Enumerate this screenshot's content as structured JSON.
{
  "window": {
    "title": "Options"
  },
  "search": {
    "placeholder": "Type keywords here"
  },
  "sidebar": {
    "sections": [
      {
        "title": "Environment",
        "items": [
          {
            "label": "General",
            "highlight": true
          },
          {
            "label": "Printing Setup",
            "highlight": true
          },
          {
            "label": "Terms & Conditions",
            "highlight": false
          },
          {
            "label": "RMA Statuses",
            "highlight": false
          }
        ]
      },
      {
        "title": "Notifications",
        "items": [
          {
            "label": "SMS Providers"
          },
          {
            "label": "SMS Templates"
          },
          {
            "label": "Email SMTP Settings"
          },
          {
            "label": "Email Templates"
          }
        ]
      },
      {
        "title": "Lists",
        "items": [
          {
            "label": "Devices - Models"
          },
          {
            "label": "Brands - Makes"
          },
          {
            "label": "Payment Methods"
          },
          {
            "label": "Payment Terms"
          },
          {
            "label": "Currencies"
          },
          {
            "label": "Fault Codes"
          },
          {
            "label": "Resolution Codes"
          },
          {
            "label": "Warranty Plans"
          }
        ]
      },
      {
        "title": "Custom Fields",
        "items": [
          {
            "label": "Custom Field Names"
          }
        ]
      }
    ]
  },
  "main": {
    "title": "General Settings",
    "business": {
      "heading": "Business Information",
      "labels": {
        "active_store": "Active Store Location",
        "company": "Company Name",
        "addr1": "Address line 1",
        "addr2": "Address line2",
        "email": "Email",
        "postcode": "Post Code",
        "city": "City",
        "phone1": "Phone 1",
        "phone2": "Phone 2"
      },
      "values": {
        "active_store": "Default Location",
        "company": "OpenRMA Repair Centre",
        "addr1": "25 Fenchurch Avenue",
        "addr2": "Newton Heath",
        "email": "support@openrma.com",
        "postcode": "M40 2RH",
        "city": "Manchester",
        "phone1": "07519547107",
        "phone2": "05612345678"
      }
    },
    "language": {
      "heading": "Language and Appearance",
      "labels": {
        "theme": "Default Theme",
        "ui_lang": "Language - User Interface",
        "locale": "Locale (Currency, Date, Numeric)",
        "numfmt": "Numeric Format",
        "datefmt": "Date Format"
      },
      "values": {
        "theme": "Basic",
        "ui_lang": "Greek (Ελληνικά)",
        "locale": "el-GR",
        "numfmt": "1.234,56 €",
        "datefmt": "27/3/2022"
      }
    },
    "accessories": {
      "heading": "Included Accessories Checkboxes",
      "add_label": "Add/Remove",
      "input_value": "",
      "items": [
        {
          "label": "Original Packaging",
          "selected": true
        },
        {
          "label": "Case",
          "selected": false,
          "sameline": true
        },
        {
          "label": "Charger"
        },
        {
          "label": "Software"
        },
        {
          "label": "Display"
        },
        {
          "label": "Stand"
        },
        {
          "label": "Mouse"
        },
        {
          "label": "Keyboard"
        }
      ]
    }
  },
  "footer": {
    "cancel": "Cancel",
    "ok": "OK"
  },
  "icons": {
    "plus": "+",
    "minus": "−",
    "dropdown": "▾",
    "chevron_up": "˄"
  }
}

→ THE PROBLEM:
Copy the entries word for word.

→ REPLY:
Enumerate this screenshot's content as structured JSON.
{
  "window": {
    "title": "Options"
  },
  "search": {
    "placeholder": "Type keywords here"
  },
  "sidebar": {
    "sections": [
      {
        "title": "Environment",
        "items": [
          {
            "label": "General",
            "highlight": true
          },
          {
            "label": "Printing Setup",
            "highlight": true
          },
          {
            "label": "Terms & Conditions",
            "highlight": false
          },
          {
            "label": "RMA Statuses",
            "highlight": false
          }
        ]
      },
      {
        "title": "Notifications",
        "items": [
          {
            "label": "SMS Providers"
          },
          {
            "label": "SMS Templates"
          },
          {
            "label": "Email SMTP Settings"
          },
          {
            "label": "Email Templates"
          }
        ]
      },
      {
        "title": "Lists",
        "items": [
          {
            "label": "Devices - Models"
          },
          {
            "label": "Brands - Makes"
          },
          {
            "label": "Payment Methods"
          },
          {
            "label": "Payment Terms"
          },
          {
            "label": "Currencies"
          },
          {
            "label": "Fault Codes"
          },
          {
            "label": "Resolution Codes"
          },
          {
            "label": "Warranty Plans"
          }
        ]
      },
      {
        "title": "Custom Fields",
        "items": [
          {
            "label": "Custom Field Names"
          }
        ]
      }
    ]
  },
  "main": {
    "title": "General Settings",
    "business": {
      "heading": "Business Information",
      "labels": {
        "active_store": "Active Store Location",
        "company": "Company Name",
        "addr1": "Address line 1",
        "addr2": "Address line2",
        "email": "Email",
        "postcode": "Post Code",
        "city": "City",
        "phone1": "Phone 1",
        "phone2": "Phone 2"
      },
      "values": {
        "active_store": "Default Location",
        "company": "OpenRMA Repair Centre",
        "addr1": "25 Fenchurch Avenue",
        "addr2": "Newton Heath",
        "email": "support@openrma.com",
        "postcode": "M40 2RH",
        "city": "Manchester",
        "phone1": "07519547107",
        "phone2": "05612345678"
      }
    },
    "language": {
      "heading": "Language and Appearance",
      "labels": {
        "theme": "Default Theme",
        "ui_lang": "Language - User Interface",
        "locale": "Locale (Currency, Date, Numeric)",
        "numfmt": "Numeric Format",
        "datefmt": "Date Format"
      },
      "values": {
        "theme": "Basic",
        "ui_lang": "Greek (Ελληνικά)",
        "locale": "el-GR",
        "numfmt": "1.234,56 €",
        "datefmt": "27/3/2022"
      }
    },
    "accessories": {
      "heading": "Included Accessories Checkboxes",
      "add_label": "Add/Remove",
      "input_value": "",
      "items": [
        {
          "label": "Original Packaging",
          "selected": true
        },
        {
          "label": "Case",
          "selected": false,
          "sameline": true
        },
        {
          "label": "Charger"
        },
        {
          "label": "Software"
        },
        {
          "label": "Display"
        },
        {
          "label": "Stand"
        },
        {
          "label": "Mouse"
        },
        {
          "label": "Keyboard"
        }
      ]
    }
  },
  "footer": {
    "cancel": "Cancel",
    "ok": "OK"
  },
  "icons": {
    "plus": "+",
    "minus": "−",
    "dropdown": "▾",
    "chevron_up": "˄"
  }
}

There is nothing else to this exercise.